Pablo Curatella Manes | Argentinian, 1891-1962
Pablo Curatella Manes was born in La Plata in 1891 to Clara Manes, a Greek Argentine immigrant and Antonio Curatella, from Italy. He first acquired an interest in sculpture during his frequent childhood visits to the newly-inaugurated La Plata Fine Arts Museum. In 1905 he started work as a typographer in a printing house, however, an accident some months later ended this line of work for him. He was then taught the basics of sculpture by Arturo Dresco, who owned a local atelier.
In 1907 the Curatellas relocated to Buenos Aires, where the young sculptor enrolled in the National Fine Arts School. A rebellious youth, Curatella was expelled and in 1908 he took up an apprenticeship under Lucio Correa Morales, with whom he assisted on a number of works commissioned by Public Parks Director Charles Thays. Following the 1910 elections, he created a commemorative gold medal for Vice President-elect Victorino de la Plaza, who secured a scholarship for Curatella that took him to Florence and Rome. Curatella travelled extensively in Italy, as well as much of western Europe, touring the region’s museums and cathedrals.
In 1912 he exhibited for the first time in Buenos Aires and soon after returned again to Europe. He settled in the Montparnasse area of Paris and studied under Aristide Maillol and Emile-Antoine Bourdelle, but was forced to return home after the outbreak of World War I. In 1916 he opened an art gallery in La Plata, the Salón de Otoño (Autumn Salon). A brief return in 1917 to Paris, where Curatella worked under Maillol, Maurice Denis and Paul Sérusier, was eventually followed by a second scholarship, with which he settled in Paris in 1920. Studying under Henri Laurens, Juan Gris, Constantin Brâncuşi and Le Corbusier, Curatella explored Cubism, and his sculptures became more avant-garde; he also established his first atelier, where he was known to create and destroy sculptures in a single day.
In 1922 he married the French painter Germaine Derbecqre and in 1926, was given a post in the Argentine Embassy. Returning to Argentina in 1929, he exhibited Las Tres Gracias (The Three Graces), which marked a departure towards the Abstract which would typify his work in subsequent years. Commissioned to create wall reliefs for the Argentine Pavilion in the 1937 Paris Exhibition, Curatella returned to France and opened an atelier on rue Lauriston, in Paris. His monumental Tierra Argentina and Los Dos Hemisferios (“Argentina” and “The Two Hemispheres”) earned him the honor of serving in the Paris Exhibition’s sculpture jury, and following the event, he was made an Officer of the Légion d’honneur.
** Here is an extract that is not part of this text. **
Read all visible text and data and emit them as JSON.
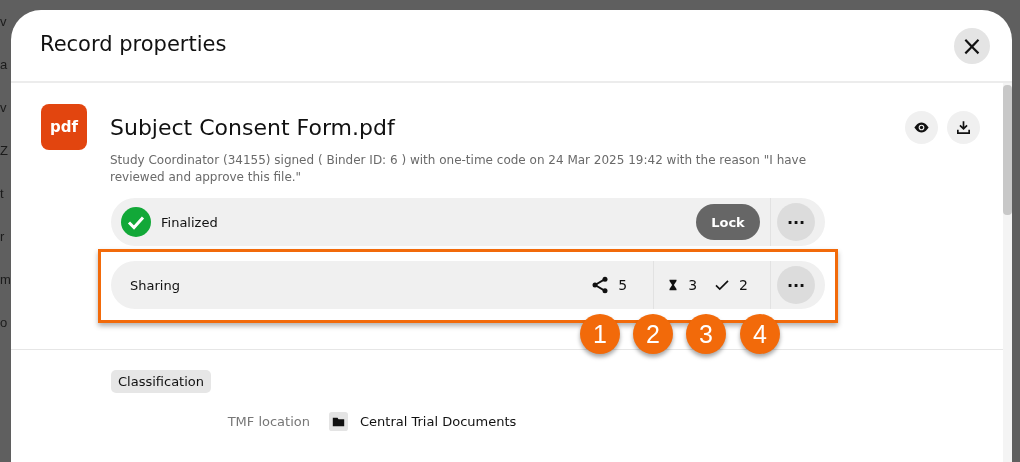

Reappointed to the embassy in 1939 as a chargé d’affaires, Curatella oversaw the repatriation of Argentine nationals in France following the Nazi invasion of France in 1940. Following World War II, he oversaw the reopening of the Argentine Embassy, as well as the reconstruction of the Boulogne-Sur-Mer home where the hero of the Argentine War of Independence, General José de San Martín, died in 1850. Curatella continued to sculpt during his diplomatic tenure, and was among those who in 1946 re-inaugurated the Salon des Indépendants, an artists’ society banned by the Vichy regime. He remained active in the salon until he was transferred to the Embassy in Athens in 1949, upon which he donated thirty-one works to the Argentine government for the purpose of creating a museum of modern art (which were added to the National Museum of Fine Arts, instead). He contributed to Unesco festivals and was appointed to the organizing committee for Expo 58, while accepting a commission from architect Mario Roberto Álvarez for two reliefs, El Drama and La Comedia, for display in the public San Martín Theatre, inaugurated in 1960.
Curatella returned to the diplomatic corps in 1958, as an official in the Argentine Embassy in Brussels, whereby he oversaw the Argentine pavilion at Expo 58 and was honored with the Order of Leopold. Invited as a commissioner of the 1961 Paris Biennale, he reopened his rue Lauriston atelier. His El Guitarrista and Torso Femenino were acquired by the Modern Art Museum of the City of Paris, but a sudden illness forced the noted sculptor to return to Buenos Aires, where he died in 1962, at age 70. He lived to see his vision for the Buenos Aires Museum of Modern Art, which was opened in 1956 by art critic Rafael Squirru; a number of Curatella’s works are among its collections.